→ **DATA SHOWN**
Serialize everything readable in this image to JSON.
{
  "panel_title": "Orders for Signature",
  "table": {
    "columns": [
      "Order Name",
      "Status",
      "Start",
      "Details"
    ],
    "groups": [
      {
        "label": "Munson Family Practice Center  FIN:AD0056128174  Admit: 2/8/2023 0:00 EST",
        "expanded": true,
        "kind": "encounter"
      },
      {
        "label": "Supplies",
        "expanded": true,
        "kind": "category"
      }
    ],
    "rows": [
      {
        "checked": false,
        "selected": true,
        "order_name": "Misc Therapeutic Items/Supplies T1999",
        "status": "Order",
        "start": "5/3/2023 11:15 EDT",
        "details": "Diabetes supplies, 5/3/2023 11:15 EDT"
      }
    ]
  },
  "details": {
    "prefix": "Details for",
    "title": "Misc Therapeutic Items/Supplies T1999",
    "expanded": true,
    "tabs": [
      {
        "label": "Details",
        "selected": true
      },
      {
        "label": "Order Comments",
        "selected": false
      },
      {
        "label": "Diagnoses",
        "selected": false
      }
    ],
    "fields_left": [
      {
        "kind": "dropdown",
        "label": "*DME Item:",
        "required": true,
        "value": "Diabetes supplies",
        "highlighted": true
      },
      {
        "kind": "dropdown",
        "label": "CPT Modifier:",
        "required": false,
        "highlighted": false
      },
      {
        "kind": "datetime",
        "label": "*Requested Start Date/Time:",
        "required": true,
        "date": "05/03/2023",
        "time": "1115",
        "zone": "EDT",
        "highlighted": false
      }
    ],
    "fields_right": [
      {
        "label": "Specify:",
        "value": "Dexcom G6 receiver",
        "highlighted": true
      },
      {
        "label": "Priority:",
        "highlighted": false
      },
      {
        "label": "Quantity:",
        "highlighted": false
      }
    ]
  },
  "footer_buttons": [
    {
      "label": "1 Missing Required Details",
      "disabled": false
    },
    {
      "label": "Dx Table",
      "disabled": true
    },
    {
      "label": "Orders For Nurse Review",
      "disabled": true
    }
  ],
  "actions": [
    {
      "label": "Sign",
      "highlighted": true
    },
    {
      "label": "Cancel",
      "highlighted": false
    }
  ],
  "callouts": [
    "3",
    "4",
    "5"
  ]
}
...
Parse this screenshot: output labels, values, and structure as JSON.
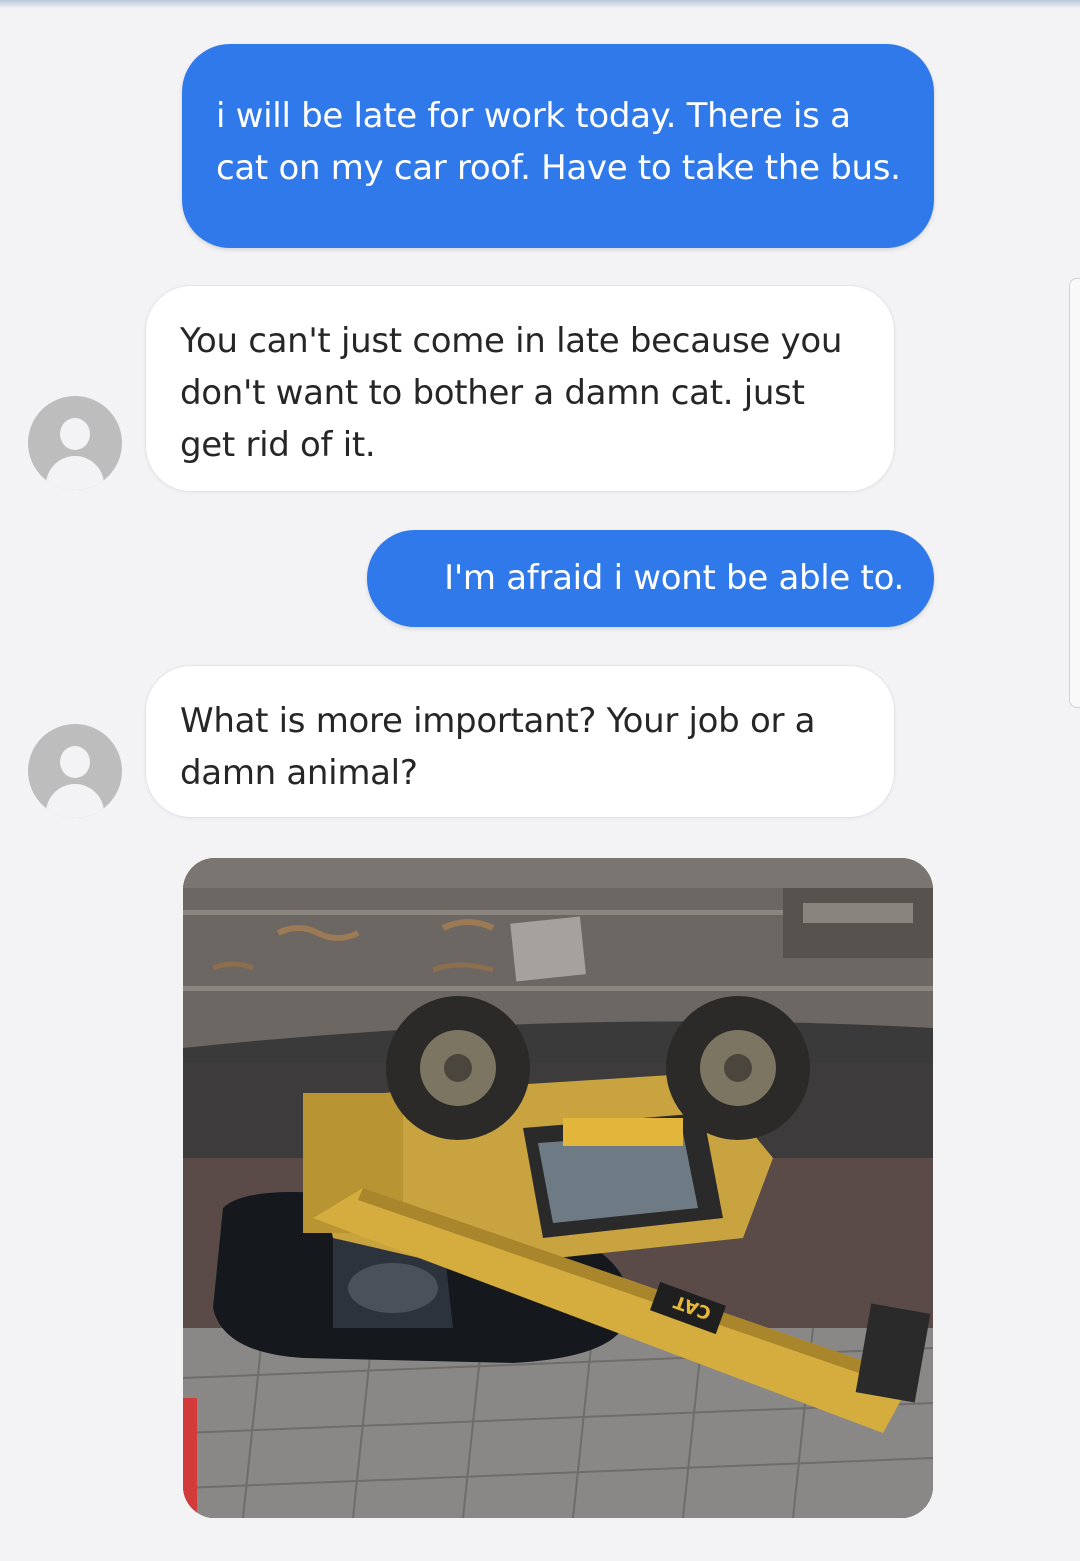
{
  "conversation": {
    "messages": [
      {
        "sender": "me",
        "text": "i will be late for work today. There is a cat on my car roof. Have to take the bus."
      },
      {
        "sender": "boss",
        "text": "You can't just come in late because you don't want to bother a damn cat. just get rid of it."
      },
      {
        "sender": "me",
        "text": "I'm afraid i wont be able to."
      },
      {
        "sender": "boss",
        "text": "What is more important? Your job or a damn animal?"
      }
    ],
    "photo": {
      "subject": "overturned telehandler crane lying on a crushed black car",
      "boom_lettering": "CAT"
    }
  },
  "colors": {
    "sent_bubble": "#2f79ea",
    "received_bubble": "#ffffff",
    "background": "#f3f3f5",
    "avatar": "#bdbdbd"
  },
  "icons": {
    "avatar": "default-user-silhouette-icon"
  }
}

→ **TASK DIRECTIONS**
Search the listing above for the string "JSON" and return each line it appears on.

→ **RESULT FOR THIS EXERCISE**
Serialize everything readable in this image to JSON.
Parse this screenshot: output labels, values, and structure as JSON.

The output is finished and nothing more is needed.